Inspiration through dance
The University’s new mentoring program brings dance mentors to elementary schools
Second-year College student Rachel Zaragoza started with a vision. Combining her passions for teaching and dance, Zaragoza founded Project Inspire, a new organization on Grounds whose members hope to take a love of the arts, especially dance, to the greater Charlottesville community.
“I’m a dancer myself, and it really started out as more of an idea,” Zaragoza said. “My friends and I love teaching and we love working with kids, so we just wanted to utilize that.”
The organization has partnered with Venable Elementary School. Mentors visit the school on Tuesdays for an hour and are paired with students to practice their coaching skills and choreography.
“Right now I’ve been focusing on hip-hop just because that’s one of the easiest forms of dance to pick up,” Zaragoza said. “Once we get started, we’re hoping to start reaching out to other dance crews.”
The group has recently focused on recruiting mentors from University dance crews who want to sharpen their skills as choreographers.
“I know there are a lot of new dancers and they want to enhance their teaching skills,” Zaragoza said. “This program provides them with a good age group to help refine that. If they want to test out new choreography before bringing it to a dance crew or other dance groups, then they can do that with this as well.”
Zaragoza said she hopes members of Project Inspire can become role models for younger dancers.
“We also wanted to provide a new kind of mentorship program,” Zaragoza said. “Since it’s a dance mentorship program, we can instill values of leadership and high achievement with the local youth by giving them the creative outlet of dance.”
So far, she says, reviews have been overwhelmingly positive.
“[The kids] really liked it.” Zaragoza said. “They had a lot of energy and it was a lot of fun.

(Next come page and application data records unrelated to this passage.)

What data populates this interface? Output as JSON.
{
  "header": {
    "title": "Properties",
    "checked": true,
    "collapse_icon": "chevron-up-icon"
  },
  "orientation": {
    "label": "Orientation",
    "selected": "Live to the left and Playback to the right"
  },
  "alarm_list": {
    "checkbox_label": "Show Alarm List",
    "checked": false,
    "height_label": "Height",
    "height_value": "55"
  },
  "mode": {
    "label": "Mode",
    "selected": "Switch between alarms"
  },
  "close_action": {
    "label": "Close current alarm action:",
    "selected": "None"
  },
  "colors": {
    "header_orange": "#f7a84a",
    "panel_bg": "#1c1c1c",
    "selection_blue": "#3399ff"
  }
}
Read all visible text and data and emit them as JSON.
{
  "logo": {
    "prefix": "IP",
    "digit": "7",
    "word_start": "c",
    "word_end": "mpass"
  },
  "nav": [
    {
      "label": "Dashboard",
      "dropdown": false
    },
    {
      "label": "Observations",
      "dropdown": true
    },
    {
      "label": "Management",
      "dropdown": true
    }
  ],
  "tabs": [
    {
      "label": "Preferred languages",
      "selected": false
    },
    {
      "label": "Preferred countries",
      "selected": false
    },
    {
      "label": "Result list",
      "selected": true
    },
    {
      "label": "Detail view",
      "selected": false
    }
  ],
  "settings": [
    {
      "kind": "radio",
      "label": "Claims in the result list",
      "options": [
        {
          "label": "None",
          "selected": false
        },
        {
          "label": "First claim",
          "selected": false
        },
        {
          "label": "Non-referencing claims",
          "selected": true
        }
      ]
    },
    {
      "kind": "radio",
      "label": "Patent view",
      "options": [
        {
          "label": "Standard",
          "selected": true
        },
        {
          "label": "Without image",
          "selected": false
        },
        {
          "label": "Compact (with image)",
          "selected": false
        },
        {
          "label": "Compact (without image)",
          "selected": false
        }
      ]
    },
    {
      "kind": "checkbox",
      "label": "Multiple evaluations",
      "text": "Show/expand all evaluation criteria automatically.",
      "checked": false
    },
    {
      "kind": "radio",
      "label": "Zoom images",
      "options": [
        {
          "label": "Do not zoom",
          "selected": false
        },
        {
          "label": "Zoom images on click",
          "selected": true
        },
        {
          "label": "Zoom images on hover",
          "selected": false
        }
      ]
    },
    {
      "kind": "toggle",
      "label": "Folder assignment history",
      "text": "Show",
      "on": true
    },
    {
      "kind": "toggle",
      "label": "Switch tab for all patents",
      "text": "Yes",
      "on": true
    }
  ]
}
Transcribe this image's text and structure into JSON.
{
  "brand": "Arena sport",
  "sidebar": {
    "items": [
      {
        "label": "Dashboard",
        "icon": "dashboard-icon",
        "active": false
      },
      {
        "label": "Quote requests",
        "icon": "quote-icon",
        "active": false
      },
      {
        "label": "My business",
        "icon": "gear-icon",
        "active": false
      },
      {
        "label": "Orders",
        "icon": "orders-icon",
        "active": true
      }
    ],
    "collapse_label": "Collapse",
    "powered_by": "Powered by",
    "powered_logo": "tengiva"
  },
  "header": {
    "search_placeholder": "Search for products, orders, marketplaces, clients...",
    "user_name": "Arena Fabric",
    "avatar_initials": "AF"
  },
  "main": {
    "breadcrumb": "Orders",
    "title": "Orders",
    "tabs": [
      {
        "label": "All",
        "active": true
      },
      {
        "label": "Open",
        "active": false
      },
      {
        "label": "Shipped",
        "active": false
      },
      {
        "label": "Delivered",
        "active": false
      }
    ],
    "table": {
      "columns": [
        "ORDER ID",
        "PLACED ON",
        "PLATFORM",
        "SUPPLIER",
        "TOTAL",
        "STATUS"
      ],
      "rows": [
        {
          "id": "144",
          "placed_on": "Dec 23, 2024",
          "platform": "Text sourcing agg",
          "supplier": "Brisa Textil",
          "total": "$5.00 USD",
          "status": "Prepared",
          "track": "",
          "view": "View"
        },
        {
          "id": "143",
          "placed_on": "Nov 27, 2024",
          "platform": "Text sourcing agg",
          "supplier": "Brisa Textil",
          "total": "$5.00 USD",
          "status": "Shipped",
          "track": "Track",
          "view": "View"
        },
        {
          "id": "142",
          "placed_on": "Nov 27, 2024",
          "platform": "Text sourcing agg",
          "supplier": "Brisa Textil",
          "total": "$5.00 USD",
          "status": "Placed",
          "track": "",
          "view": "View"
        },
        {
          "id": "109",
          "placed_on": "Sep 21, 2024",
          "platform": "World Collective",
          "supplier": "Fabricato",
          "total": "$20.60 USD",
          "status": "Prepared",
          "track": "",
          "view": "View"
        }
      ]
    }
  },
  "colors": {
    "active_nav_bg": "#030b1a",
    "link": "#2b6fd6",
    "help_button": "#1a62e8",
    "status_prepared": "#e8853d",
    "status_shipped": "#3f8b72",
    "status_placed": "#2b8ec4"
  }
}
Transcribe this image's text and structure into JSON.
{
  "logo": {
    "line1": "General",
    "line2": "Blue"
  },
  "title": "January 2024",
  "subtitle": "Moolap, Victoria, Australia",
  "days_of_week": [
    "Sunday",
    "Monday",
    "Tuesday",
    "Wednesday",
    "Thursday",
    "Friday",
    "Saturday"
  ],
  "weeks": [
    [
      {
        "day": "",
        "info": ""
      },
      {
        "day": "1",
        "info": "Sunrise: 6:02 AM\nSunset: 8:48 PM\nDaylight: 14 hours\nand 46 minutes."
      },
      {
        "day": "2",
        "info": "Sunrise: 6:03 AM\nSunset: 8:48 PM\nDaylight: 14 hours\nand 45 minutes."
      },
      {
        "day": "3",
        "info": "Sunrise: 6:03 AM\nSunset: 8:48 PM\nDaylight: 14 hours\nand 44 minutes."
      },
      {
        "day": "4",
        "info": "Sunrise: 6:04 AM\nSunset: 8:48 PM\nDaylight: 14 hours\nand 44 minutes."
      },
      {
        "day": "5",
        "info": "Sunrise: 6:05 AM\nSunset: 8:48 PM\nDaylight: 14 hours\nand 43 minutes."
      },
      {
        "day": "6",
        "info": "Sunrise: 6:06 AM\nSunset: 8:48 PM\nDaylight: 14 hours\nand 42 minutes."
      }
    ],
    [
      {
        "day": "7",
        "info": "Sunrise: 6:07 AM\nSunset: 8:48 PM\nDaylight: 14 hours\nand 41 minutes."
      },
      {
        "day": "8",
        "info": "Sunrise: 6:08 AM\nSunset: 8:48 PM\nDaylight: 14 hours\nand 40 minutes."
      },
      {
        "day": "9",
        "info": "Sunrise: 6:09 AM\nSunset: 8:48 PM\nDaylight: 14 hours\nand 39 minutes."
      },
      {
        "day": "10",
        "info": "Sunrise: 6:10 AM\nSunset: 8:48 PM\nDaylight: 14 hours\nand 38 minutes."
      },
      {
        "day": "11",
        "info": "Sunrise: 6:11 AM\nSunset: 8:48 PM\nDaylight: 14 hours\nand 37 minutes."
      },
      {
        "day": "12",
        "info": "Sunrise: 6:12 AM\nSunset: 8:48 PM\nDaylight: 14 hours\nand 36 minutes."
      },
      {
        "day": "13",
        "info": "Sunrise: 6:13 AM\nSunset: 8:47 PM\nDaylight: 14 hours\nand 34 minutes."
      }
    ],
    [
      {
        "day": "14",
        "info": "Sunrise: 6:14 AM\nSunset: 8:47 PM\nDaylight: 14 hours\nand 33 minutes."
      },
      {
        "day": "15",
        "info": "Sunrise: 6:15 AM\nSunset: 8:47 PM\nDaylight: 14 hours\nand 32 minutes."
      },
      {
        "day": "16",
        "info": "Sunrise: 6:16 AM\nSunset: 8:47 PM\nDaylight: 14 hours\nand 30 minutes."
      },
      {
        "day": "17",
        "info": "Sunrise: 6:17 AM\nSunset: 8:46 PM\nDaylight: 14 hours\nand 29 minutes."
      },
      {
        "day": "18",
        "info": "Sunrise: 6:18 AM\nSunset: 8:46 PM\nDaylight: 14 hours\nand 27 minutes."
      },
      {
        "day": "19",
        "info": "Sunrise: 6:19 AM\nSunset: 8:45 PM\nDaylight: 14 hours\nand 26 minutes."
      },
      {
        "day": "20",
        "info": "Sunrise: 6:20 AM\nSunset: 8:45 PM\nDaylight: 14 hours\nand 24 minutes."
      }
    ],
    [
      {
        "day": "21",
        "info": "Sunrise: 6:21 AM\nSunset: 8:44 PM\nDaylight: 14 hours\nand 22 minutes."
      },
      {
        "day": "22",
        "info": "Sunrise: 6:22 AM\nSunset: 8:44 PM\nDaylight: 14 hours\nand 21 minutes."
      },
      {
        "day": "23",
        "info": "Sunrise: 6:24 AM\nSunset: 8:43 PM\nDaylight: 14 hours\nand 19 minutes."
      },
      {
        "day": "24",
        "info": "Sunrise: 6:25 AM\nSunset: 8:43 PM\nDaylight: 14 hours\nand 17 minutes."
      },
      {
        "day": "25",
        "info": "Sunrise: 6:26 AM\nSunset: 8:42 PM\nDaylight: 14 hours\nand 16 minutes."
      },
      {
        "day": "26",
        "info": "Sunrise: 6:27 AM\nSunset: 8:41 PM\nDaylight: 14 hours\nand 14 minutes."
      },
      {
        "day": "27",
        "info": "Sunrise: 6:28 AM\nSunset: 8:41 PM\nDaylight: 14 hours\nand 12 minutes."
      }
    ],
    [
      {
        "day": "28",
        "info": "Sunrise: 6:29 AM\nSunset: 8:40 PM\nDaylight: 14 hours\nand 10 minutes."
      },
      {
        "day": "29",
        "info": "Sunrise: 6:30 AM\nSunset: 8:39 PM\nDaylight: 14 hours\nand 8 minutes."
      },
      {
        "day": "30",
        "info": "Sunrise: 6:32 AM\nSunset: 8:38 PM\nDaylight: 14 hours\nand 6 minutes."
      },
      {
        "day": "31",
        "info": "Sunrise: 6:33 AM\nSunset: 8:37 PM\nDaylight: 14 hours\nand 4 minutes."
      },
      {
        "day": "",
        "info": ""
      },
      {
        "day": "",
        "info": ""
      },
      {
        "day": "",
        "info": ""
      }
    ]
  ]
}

They loved the dance and they were really excited to learn, and they’re excited to come back.”